• **What you will do**
Each entry needs to be retyped exactly, with nothing added or dropped.

****************

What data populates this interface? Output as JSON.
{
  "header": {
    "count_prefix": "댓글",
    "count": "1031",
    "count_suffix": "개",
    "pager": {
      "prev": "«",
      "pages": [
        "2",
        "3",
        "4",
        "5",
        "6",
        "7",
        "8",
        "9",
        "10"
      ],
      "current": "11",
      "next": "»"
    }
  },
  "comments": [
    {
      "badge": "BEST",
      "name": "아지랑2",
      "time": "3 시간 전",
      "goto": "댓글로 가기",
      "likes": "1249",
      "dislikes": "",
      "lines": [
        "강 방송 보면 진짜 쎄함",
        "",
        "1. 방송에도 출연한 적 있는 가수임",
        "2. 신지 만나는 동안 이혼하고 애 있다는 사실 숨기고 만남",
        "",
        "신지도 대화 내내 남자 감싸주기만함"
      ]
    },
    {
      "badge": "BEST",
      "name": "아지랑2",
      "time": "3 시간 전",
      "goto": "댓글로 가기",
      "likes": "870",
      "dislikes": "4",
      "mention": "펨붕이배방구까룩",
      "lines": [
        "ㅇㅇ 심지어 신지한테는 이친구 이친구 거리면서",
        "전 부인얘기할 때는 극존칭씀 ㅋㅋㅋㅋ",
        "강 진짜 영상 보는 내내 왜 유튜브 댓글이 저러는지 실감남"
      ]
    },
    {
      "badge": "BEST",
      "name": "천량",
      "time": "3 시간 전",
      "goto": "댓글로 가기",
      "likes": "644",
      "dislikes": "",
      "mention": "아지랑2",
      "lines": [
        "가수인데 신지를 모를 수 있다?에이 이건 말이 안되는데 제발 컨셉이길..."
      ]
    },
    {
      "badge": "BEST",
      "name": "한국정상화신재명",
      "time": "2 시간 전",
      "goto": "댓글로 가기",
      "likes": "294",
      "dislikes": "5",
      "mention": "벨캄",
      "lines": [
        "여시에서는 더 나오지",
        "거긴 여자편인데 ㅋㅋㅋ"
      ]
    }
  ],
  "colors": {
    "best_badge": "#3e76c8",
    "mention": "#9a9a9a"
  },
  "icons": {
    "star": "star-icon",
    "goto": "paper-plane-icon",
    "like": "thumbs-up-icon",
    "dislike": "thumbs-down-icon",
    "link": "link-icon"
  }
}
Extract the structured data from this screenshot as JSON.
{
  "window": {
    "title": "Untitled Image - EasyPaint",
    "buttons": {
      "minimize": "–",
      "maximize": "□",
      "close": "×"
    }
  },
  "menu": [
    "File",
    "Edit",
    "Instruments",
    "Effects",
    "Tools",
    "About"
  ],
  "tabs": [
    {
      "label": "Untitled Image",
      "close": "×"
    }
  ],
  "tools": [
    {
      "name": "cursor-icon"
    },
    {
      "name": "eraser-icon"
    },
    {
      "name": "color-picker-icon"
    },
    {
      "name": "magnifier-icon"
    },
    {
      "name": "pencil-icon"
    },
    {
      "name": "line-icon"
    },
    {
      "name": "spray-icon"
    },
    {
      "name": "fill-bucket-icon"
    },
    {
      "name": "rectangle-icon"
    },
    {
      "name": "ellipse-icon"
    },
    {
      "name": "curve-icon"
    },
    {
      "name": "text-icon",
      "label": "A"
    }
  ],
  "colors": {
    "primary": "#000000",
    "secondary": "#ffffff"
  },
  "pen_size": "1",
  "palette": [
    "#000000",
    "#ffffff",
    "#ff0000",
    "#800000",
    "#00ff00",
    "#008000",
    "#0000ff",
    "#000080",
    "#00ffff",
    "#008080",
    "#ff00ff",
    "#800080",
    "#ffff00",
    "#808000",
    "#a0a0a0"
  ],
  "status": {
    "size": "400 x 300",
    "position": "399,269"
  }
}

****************

• **Answer space**
What data populates this interface? Output as JSON.
{
  "header": {
    "count_prefix": "댓글",
    "count": "1031",
    "count_suffix": "개",
    "pager": {
      "prev": "«",
      "pages": [
        "2",
        "3",
        "4",
        "5",
        "6",
        "7",
        "8",
        "9",
        "10"
      ],
      "current": "11",
      "next": "»"
    }
  },
  "comments": [
    {
      "badge": "BEST",
      "name": "아지랑2",
      "time": "3 시간 전",
      "goto": "댓글로 가기",
      "likes": "1249",
      "dislikes": "",
      "lines": [
        "강 방송 보면 진짜 쎄함",
        "",
        "1. 방송에도 출연한 적 있는 가수임",
        "2. 신지 만나는 동안 이혼하고 애 있다는 사실 숨기고 만남",
        "",
        "신지도 대화 내내 남자 감싸주기만함"
      ]
    },
    {
      "badge": "BEST",
      "name": "아지랑2",
      "time": "3 시간 전",
      "goto": "댓글로 가기",
      "likes": "870",
      "dislikes": "4",
      "mention": "펨붕이배방구까룩",
      "lines": [
        "ㅇㅇ 심지어 신지한테는 이친구 이친구 거리면서",
        "전 부인얘기할 때는 극존칭씀 ㅋㅋㅋㅋ",
        "강 진짜 영상 보는 내내 왜 유튜브 댓글이 저러는지 실감남"
      ]
    },
    {
      "badge": "BEST",
      "name": "천량",
      "time": "3 시간 전",
      "goto": "댓글로 가기",
      "likes": "644",
      "dislikes": "",
      "mention": "아지랑2",
      "lines": [
        "가수인데 신지를 모를 수 있다?에이 이건 말이 안되는데 제발 컨셉이길..."
      ]
    },
    {
      "badge": "BEST",
      "name": "한국정상화신재명",
      "time": "2 시간 전",
      "goto": "댓글로 가기",
      "likes": "294",
      "dislikes": "5",
      "mention": "벨캄",
      "lines": [
        "여시에서는 더 나오지",
        "거긴 여자편인데 ㅋㅋㅋ"
      ]
    }
  ],
  "colors": {
    "best_badge": "#3e76c8",
    "mention": "#9a9a9a"
  },
  "icons": {
    "star": "star-icon",
    "goto": "paper-plane-icon",
    "like": "thumbs-up-icon",
    "dislike": "thumbs-down-icon",
    "link": "link-icon"
  }
}
Extract the structured data from this screenshot as JSON.
{
  "window": {
    "title": "Untitled Image - EasyPaint",
    "buttons": {
      "minimize": "–",
      "maximize": "□",
      "close": "×"
    }
  },
  "menu": [
    "File",
    "Edit",
    "Instruments",
    "Effects",
    "Tools",
    "About"
  ],
  "tabs": [
    {
      "label": "Untitled Image",
      "close": "×"
    }
  ],
  "tools": [
    {
      "name": "cursor-icon"
    },
    {
      "name": "eraser-icon"
    },
    {
      "name": "color-picker-icon"
    },
    {
      "name": "magnifier-icon"
    },
    {
      "name": "pencil-icon"
    },
    {
      "name": "line-icon"
    },
    {
      "name": "spray-icon"
    },
    {
      "name": "fill-bucket-icon"
    },
    {
      "name": "rectangle-icon"
    },
    {
      "name": "ellipse-icon"
    },
    {
      "name": "curve-icon"
    },
    {
      "name": "text-icon",
      "label": "A"
    }
  ],
  "colors": {
    "primary": "#000000",
    "secondary": "#ffffff"
  },
  "pen_size": "1",
  "palette": [
    "#000000",
    "#ffffff",
    "#ff0000",
    "#800000",
    "#00ff00",
    "#008000",
    "#0000ff",
    "#000080",
    "#00ffff",
    "#008080",
    "#ff00ff",
    "#800080",
    "#ffff00",
    "#808000",
    "#a0a0a0"
  ],
  "status": {
    "size": "400 x 300",
    "position": "399,269"
  }
}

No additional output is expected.